This year, the promise of a bountiful harvest is even more therapeutic as we consider the future, and nurture being optimistic about the times ahead.
The shock, denial, anger, bargaining and depression are passing, but acceptance is still tricky.
So we plan our garden.
Many seeds have been tried and found organically rich to our lives, so we will plant those again. As for our life in upstate New York, other organic societal seeds have been planted, and we will cultivate them as well.
These seeds of change have included ideas like public health care and education for all. They’ve included reining in banks and corporations to eliminate their Ponzi schemes, which destroy savings and pensions.
They include understanding that our nation is no longer based on the rule of white male Protestant property owners, and that women are in charge of their own lives, work and bodies.
These seeds of change include the belief that citizens are entitled to a peaceful and safe life, that people of all religions and ethnic backgrounds can be welcomed, and that Social Security is solid and should remain what it is — the best hope for our seniors.
They include the understanding that death taxes are cynically misnamed and affect only very rich people, preventing them from becoming the aristocracy we came here to escape.
The seeds that we sow must ensure that children are not terrified that they or their parents will disappear. They let us grow our understanding that charter schools suck resources from public schools and often don’t perform as well.
The seeds of change remind us that citizens need good jobs, good wages, unions, homes and hope; that our infrastructure needs the resources we now funnel into our military for unnecessary endless wars; that our privatized prison system is cruelly expensive and amounts to 21st century slavery.

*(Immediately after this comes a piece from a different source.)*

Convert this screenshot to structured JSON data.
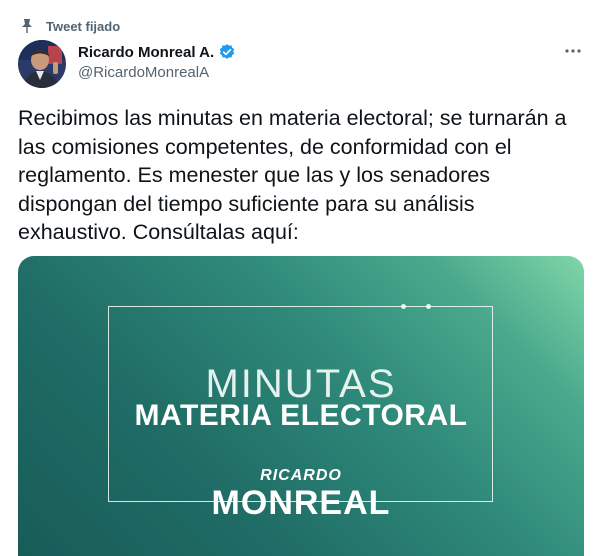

They show us that politicians and most media are totally out of touch with real Americans. They remind us that our law enforcement people are not a military force to control us and protect the elites, but It should be the other way around.
They reinforce the fact that destructive pipelines are not an important infrastructure to ordinary citizens, but that roads, bridges, railroads, schools, libraries and the rest of the commons are.
And that’s not even mentioning international trade agreements, wealth inequality, poison in our food, air and water; housing and election reform; renewable energy, the medical industry and, most pressing of all, climate change.
Whoever lives in the White House in the near or distant future has to answer to the people who put him or her there. That job is not a part-time gig, and requires more than living in a soundproof bubble, hearing only advice from sycophants.
Voters believed what was said (most of the time) and need to be paid attention to. That’s the hard part.
Like a good farmer, our leaders need to know which seeds will produce a healthy society and what seeds will foment anger or revolution.
Current voices are telling us what seeds have been sown, and some are going against all our best hopes for our world and our children.
The 2017 Winter Conference of the Northeast Organic Farming Association of New York has the theme, “Owning Our Seed,” and the brochure cover has a graphic with these words on it — “They tried to bury us but they didn’t know we were seeds.”
That’s as much a hope as a warning.
We hope our leaders are listening.
Karen Cookson is a NOFA-NY member in Sharon Springs and a regular contributor to the Sunday Opinion pages.